-- WORK TO COMPLETE --
What lines in the records below contain the string "ändern"? Copy every one.

(Data entries)
*** Begin section ***

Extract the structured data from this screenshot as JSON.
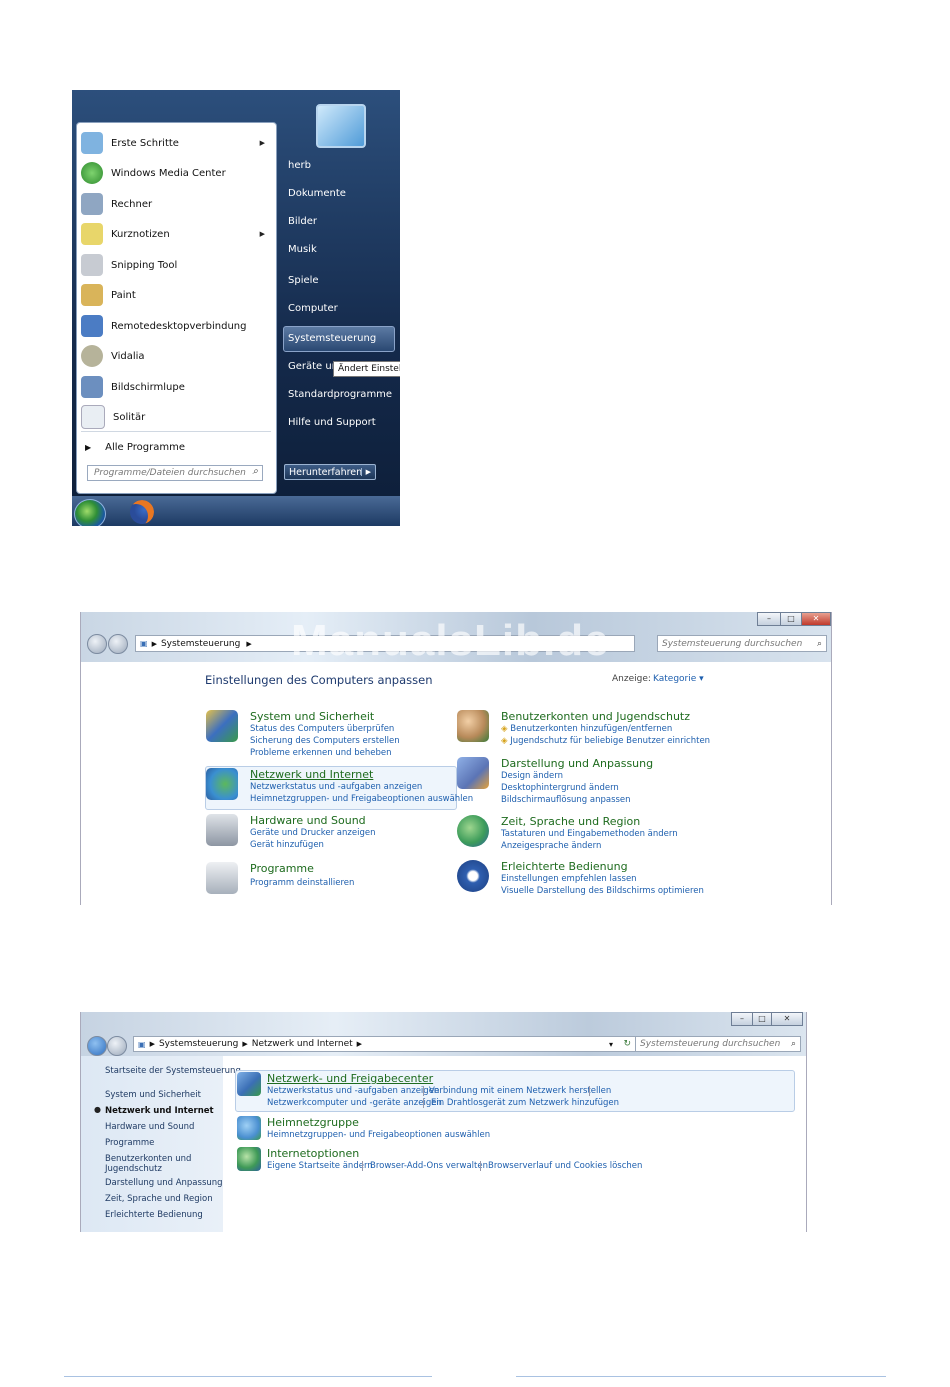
{
  "start_menu": {
    "programs": [
      {
        "label": "Erste Schritte",
        "icon": "getting-started-icon",
        "submenu": true,
        "color": "#7fb3e0"
      },
      {
        "label": "Windows Media Center",
        "icon": "media-center-icon",
        "submenu": false,
        "color": "#3c9a3c"
      },
      {
        "label": "Rechner",
        "icon": "calculator-icon",
        "submenu": false,
        "color": "#8fa6c2"
      },
      {
        "label": "Kurznotizen",
        "icon": "sticky-notes-icon",
        "submenu": true,
        "color": "#e8d66a"
      },
      {
        "label": "Snipping Tool",
        "icon": "scissors-icon",
        "submenu": false,
        "color": "#c7cbd2"
      },
      {
        "label": "Paint",
        "icon": "paint-icon",
        "submenu": false,
        "color": "#d9b45a"
      },
      {
        "label": "Remotedesktopverbindung",
        "icon": "remote-desktop-icon",
        "submenu": false,
        "color": "#4b7cc4"
      },
      {
        "label": "Vidalia",
        "icon": "onion-icon",
        "submenu": false,
        "color": "#b6b39a"
      },
      {
        "label": "Bildschirmlupe",
        "icon": "magnifier-icon",
        "submenu": false,
        "color": "#6c8fbf"
      },
      {
        "label": "Solitär",
        "icon": "cards-icon",
        "submenu": false,
        "color": "#e9eef3"
      }
    ],
    "all_programs": "Alle Programme",
    "search_placeholder": "Programme/Dateien durchsuchen",
    "right_items": [
      "herb",
      "Dokumente",
      "Bilder",
      "Musik",
      "Spiele",
      "Computer",
      "Systemsteuerung",
      "Geräte und",
      "Standardprogramme",
      "Hilfe und Support"
    ],
    "tooltip": "Ändert Einstellu",
    "shutdown": "Herunterfahren"
  },
  "window1": {
    "watermark": "ManualsLib.de",
    "breadcrumb": "Systemsteuerung",
    "search_placeholder": "Systemsteuerung durchsuchen",
    "heading": "Einstellungen des Computers anpassen",
    "view_label": "Anzeige:",
    "view_value": "Kategorie",
    "categories": [
      {
        "title": "System und Sicherheit",
        "icon": "shield-icon",
        "color": "#3c6fc0",
        "links": [
          "Status des Computers überprüfen",
          "Sicherung des Computers erstellen",
          "Probleme erkennen und beheben"
        ]
      },
      {
        "title": "Netzwerk und Internet",
        "icon": "network-globe-icon",
        "color": "#3a8fd1",
        "links": [
          "Netzwerkstatus und -aufgaben anzeigen",
          "Heimnetzgruppen- und Freigabeoptionen auswählen"
        ]
      },
      {
        "title": "Hardware und Sound",
        "icon": "printer-icon",
        "color": "#8d96a3",
        "links": [
          "Geräte und Drucker anzeigen",
          "Gerät hinzufügen"
        ]
      },
      {
        "title": "Programme",
        "icon": "programs-icon",
        "color": "#a7b0bb",
        "links": [
          "Programm deinstallieren"
        ]
      },
      {
        "title": "Benutzerkonten und Jugendschutz",
        "icon": "users-icon",
        "color": "#b88a5a",
        "links": [
          "Benutzerkonten hinzufügen/entfernen",
          "Jugendschutz für beliebige Benutzer einrichten"
        ]
      },
      {
        "title": "Darstellung und Anpassung",
        "icon": "display-icon",
        "color": "#5b74b5",
        "links": [
          "Design ändern",
          "Desktophintergrund ändern",
          "Bildschirmauflösung anpassen"
        ]
      },
      {
        "title": "Zeit, Sprache und Region",
        "icon": "globe-clock-icon",
        "color": "#3d9c5a",
        "links": [
          "Tastaturen und Eingabemethoden ändern",
          "Anzeigesprache ändern"
        ]
      },
      {
        "title": "Erleichterte Bedienung",
        "icon": "accessibility-icon",
        "color": "#2f5fb0",
        "links": [
          "Einstellungen empfehlen lassen",
          "Visuelle Darstellung des Bildschirms optimieren"
        ]
      }
    ]
  },
  "window2": {
    "breadcrumb": [
      "Systemsteuerung",
      "Netzwerk und Internet"
    ],
    "search_placeholder": "Systemsteuerung durchsuchen",
    "sidebar": [
      "Startseite der Systemsteuerung",
      "System und Sicherheit",
      "Netzwerk und Internet",
      "Hardware und Sound",
      "Programme",
      "Benutzerkonten und",
      "Jugendschutz",
      "Darstellung und Anpassung",
      "Zeit, Sprache und Region",
      "Erleichterte Bedienung"
    ],
    "sections": [
      {
        "title": "Netzwerk- und Freigabecenter",
        "icon": "network-center-icon",
        "color": "#3b6fb5",
        "links": [
          "Netzwerkstatus und -aufgaben anzeigen",
          "Verbindung mit einem Netzwerk herstellen",
          "Netzwerkcomputer und -geräte anzeigen",
          "Ein Drahtlosgerät zum Netzwerk hinzufügen"
        ]
      },
      {
        "title": "Heimnetzgruppe",
        "icon": "homegroup-icon",
        "color": "#4a8fd0",
        "links": [
          "Heimnetzgruppen- und Freigabeoptionen auswählen"
        ]
      },
      {
        "title": "Internetoptionen",
        "icon": "internet-options-icon",
        "color": "#3f9a57",
        "links": [
          "Eigene Startseite ändern",
          "Browser-Add-Ons verwalten",
          "Browserverlauf und Cookies löschen"
        ]
      }
    ]
  }
}
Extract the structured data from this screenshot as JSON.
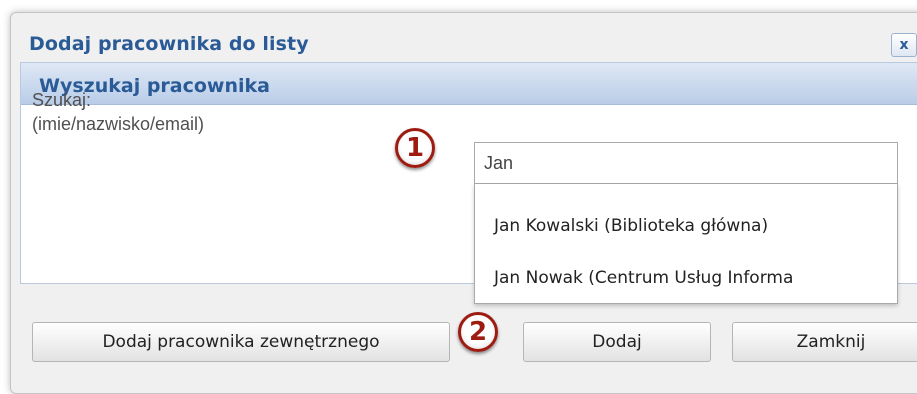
{
  "dialog": {
    "title": "Dodaj pracownika do listy",
    "close_label": "x"
  },
  "search_section": {
    "title": "Wyszukaj pracownika",
    "label_line1": "Szukaj:",
    "label_line2": "(imie/nazwisko/email)",
    "input_value": "Jan",
    "suggestions": [
      "Jan Kowalski (Biblioteka główna)",
      "Jan Nowak (Centrum Usług Informa"
    ]
  },
  "steps": {
    "step1": "1",
    "step2": "2"
  },
  "buttons": {
    "add_external": "Dodaj pracownika zewnętrznego",
    "add": "Dodaj",
    "close": "Zamknij"
  },
  "colors": {
    "title": "#2a5b96",
    "badge": "#9e1b12"
  }
}
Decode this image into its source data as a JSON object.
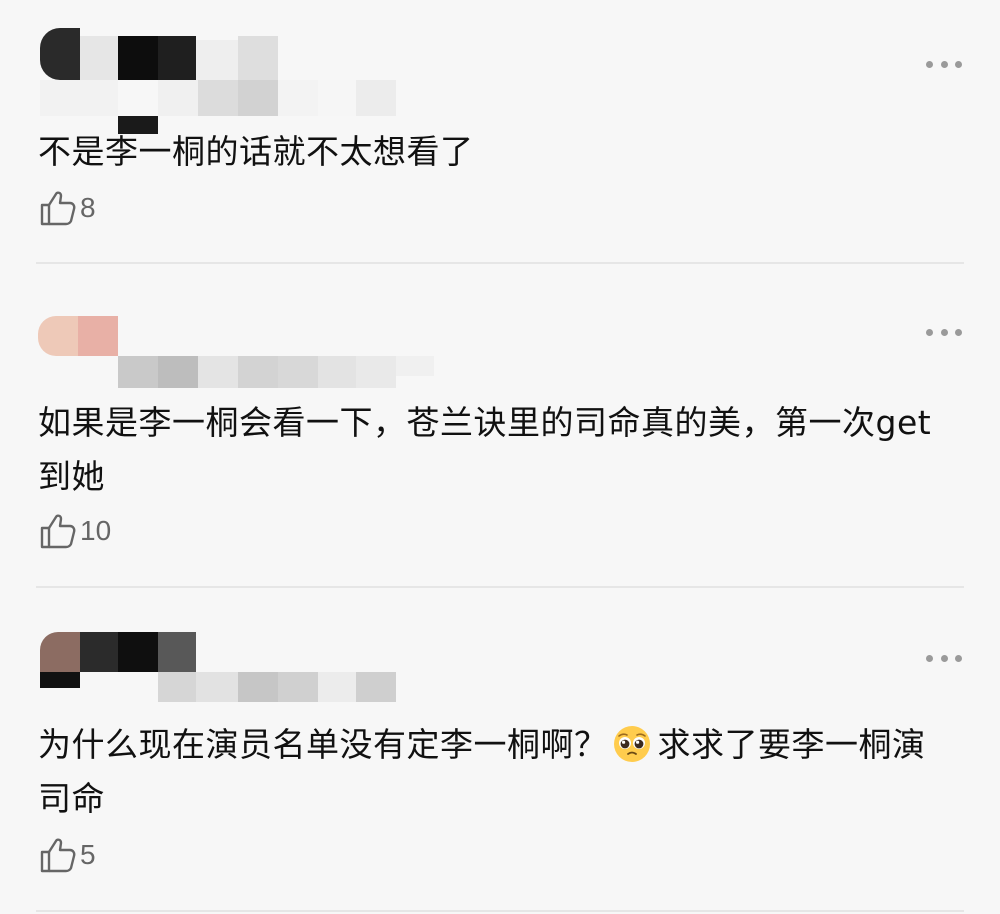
{
  "comments": [
    {
      "text": "不是李一桐的话就不太想看了",
      "likes": "8"
    },
    {
      "text": "如果是李一桐会看一下，苍兰诀里的司命真的美，第一次get到她",
      "likes": "10"
    },
    {
      "text_before_emoji": "为什么现在演员名单没有定李一桐啊？",
      "emoji": "pleading-face",
      "text_after_emoji": "求求了要李一桐演司命",
      "likes": "5"
    }
  ],
  "colors": {
    "background": "#f7f7f7",
    "text": "#111111",
    "secondary": "#666666",
    "divider": "#e6e6e6"
  }
}
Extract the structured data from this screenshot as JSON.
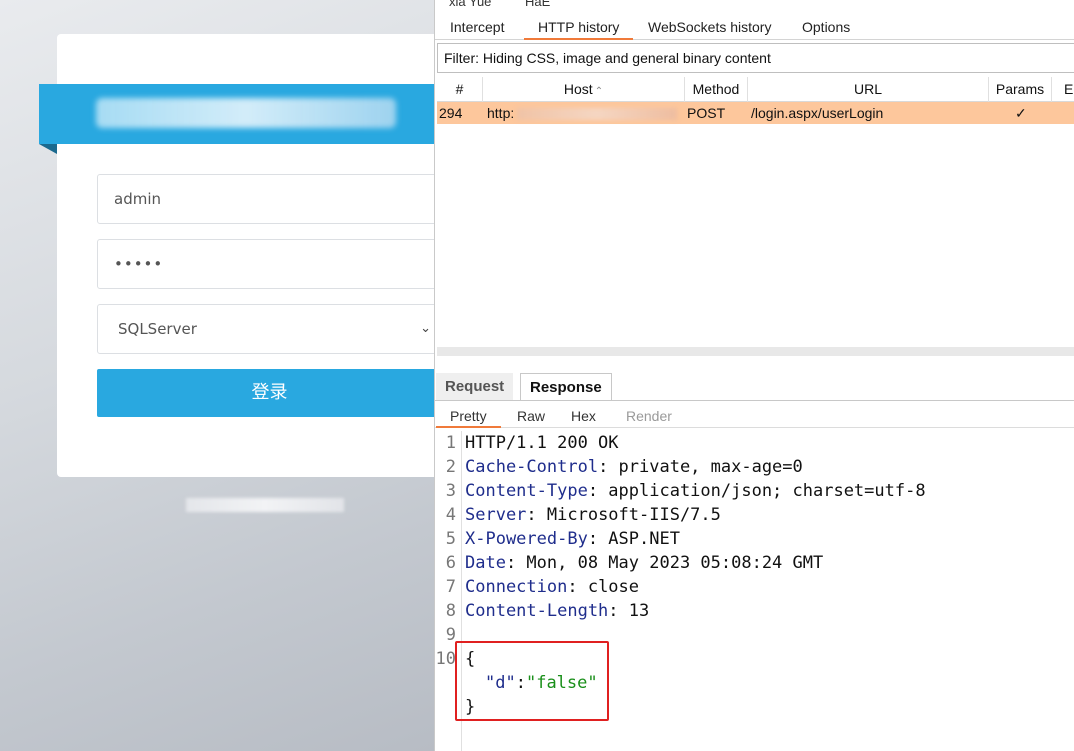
{
  "login": {
    "username": "admin",
    "password_mask": "•••••",
    "database": "SQLServer",
    "submit_label": "登录"
  },
  "burp": {
    "ext_tabs": [
      "xia Yue",
      "HaE"
    ],
    "main_tabs": [
      "Intercept",
      "HTTP history",
      "WebSockets history",
      "Options"
    ],
    "filter_text": "Filter: Hiding CSS, image and general binary content",
    "columns": [
      "#",
      "Host",
      "Method",
      "URL",
      "Params",
      "Ed"
    ],
    "row": {
      "num": "294",
      "host": "http:",
      "method": "POST",
      "url": "/login.aspx/userLogin",
      "params": "✓"
    },
    "rr_tabs": [
      "Request",
      "Response"
    ],
    "view_tabs": [
      "Pretty",
      "Raw",
      "Hex",
      "Render"
    ],
    "response": {
      "line_numbers": [
        "1",
        "2",
        "3",
        "4",
        "5",
        "6",
        "7",
        "8",
        "9",
        "10"
      ],
      "status": "HTTP/1.1 200 OK",
      "headers": [
        {
          "name": "Cache-Control",
          "value": ": private, max-age=0"
        },
        {
          "name": "Content-Type",
          "value": ": application/json; charset=utf-8"
        },
        {
          "name": "Server",
          "value": ": Microsoft-IIS/7.5"
        },
        {
          "name": "X-Powered-By",
          "value": ": ASP.NET"
        },
        {
          "name": "Date",
          "value": ": Mon, 08 May 2023 05:08:24 GMT"
        },
        {
          "name": "Connection",
          "value": ": close"
        },
        {
          "name": "Content-Length",
          "value": ": 13"
        }
      ],
      "body_open": "{",
      "body_key": "\"d\"",
      "body_colon": ":",
      "body_value": "\"false\"",
      "body_close": "}"
    },
    "colors": {
      "accent": "#f07a3a",
      "selected_row": "#fdc79c",
      "highlight_box": "#e02020"
    }
  }
}
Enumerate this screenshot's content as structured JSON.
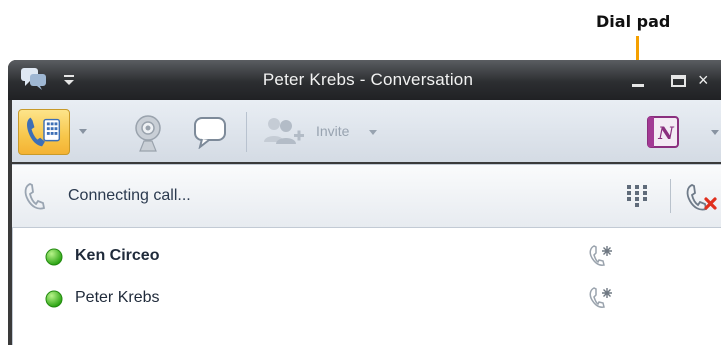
{
  "callout": {
    "label": "Dial pad",
    "color": "#f5a000"
  },
  "window": {
    "title": "Peter Krebs - Conversation",
    "buttons": {
      "minimize": "minimize-icon",
      "maximize": "maximize-icon",
      "close": "×"
    }
  },
  "toolbar": {
    "invite_label": "Invite",
    "accent": "#f7c64a"
  },
  "callbar": {
    "status": "Connecting call..."
  },
  "participants": [
    {
      "name": "Ken Circeo",
      "bold": true,
      "presence_color": "#3fbf1f"
    },
    {
      "name": "Peter Krebs",
      "bold": false,
      "presence_color": "#3fbf1f"
    }
  ]
}
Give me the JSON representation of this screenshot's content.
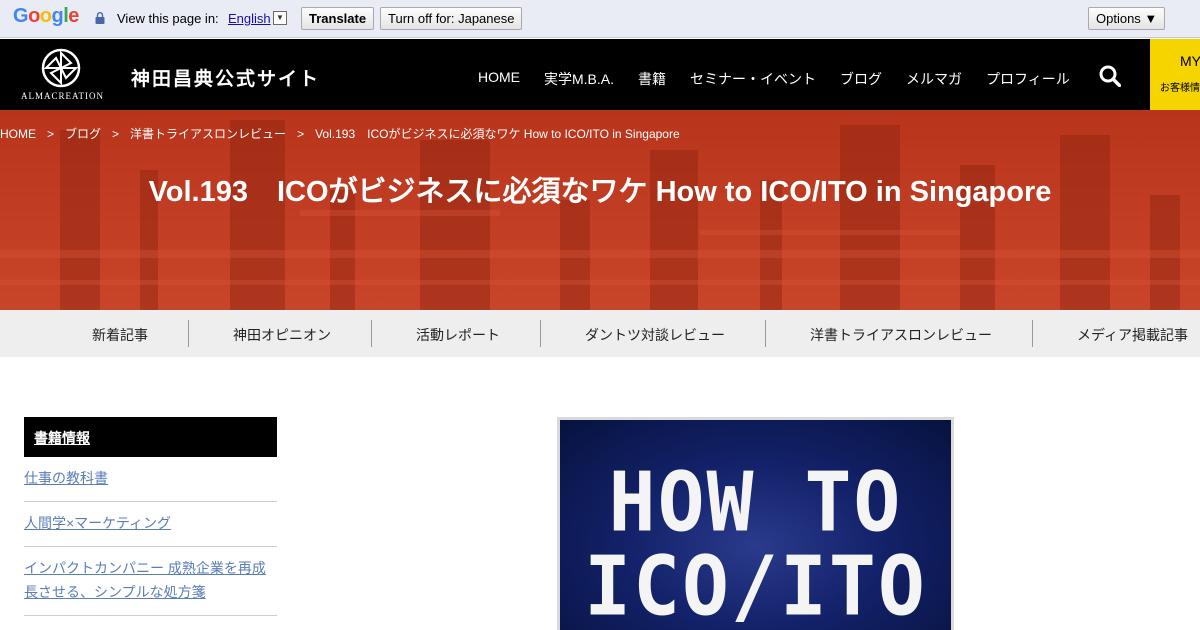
{
  "translate_bar": {
    "google_letters": [
      "G",
      "o",
      "o",
      "g",
      "l",
      "e"
    ],
    "google_colors": [
      "#4285f4",
      "#ea4335",
      "#fbbc05",
      "#4285f4",
      "#34a853",
      "#ea4335"
    ],
    "view_text": "View this page in:",
    "language": "English",
    "dropdown_glyph": "▼",
    "translate_label": "Translate",
    "turn_off_label": "Turn off for: Japanese",
    "options_label": "Options ▼",
    "icon": "lock-icon"
  },
  "header": {
    "logo_text": "ALMACREATION",
    "site_title": "神田昌典公式サイト",
    "nav": [
      "HOME",
      "実学M.B.A.",
      "書籍",
      "セミナー・イベント",
      "ブログ",
      "メルマガ",
      "プロフィール"
    ],
    "search_icon": "search-icon",
    "my_label": "MY",
    "my_sub": "お客様情報",
    "accent": "#f5d400"
  },
  "hero": {
    "breadcrumb": [
      "HOME",
      "ブログ",
      "洋書トライアスロンレビュー",
      "Vol.193　ICOがビジネスに必須なワケ How to ICO/ITO in Singapore"
    ],
    "breadcrumb_sep": ">",
    "title": "Vol.193　ICOがビジネスに必須なワケ How to ICO/ITO in Singapore",
    "color": "#c13a1f"
  },
  "categories": [
    "新着記事",
    "神田オピニオン",
    "活動レポート",
    "ダントツ対談レビュー",
    "洋書トライアスロンレビュー",
    "メディア掲載記事"
  ],
  "sidebar": {
    "heading": "書籍情報",
    "links": [
      {
        "lines": [
          "仕事の教科書"
        ]
      },
      {
        "lines": [
          "人間学×マーケティング"
        ]
      },
      {
        "lines": [
          "インパクトカンパニー 成熟企業を再成",
          "長させる、シンプルな処方箋"
        ]
      }
    ]
  },
  "book_cover": {
    "lines": [
      "HOW TO",
      "ICO/ITO"
    ]
  }
}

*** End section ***

-- TASK OUTPUT --
          "Design ändern",
          "Desktophintergrund ändern",
          "Tastaturen und Eingabemethoden ändern",
          "Anzeigesprache ändern"
          "Eigene Startseite ändern",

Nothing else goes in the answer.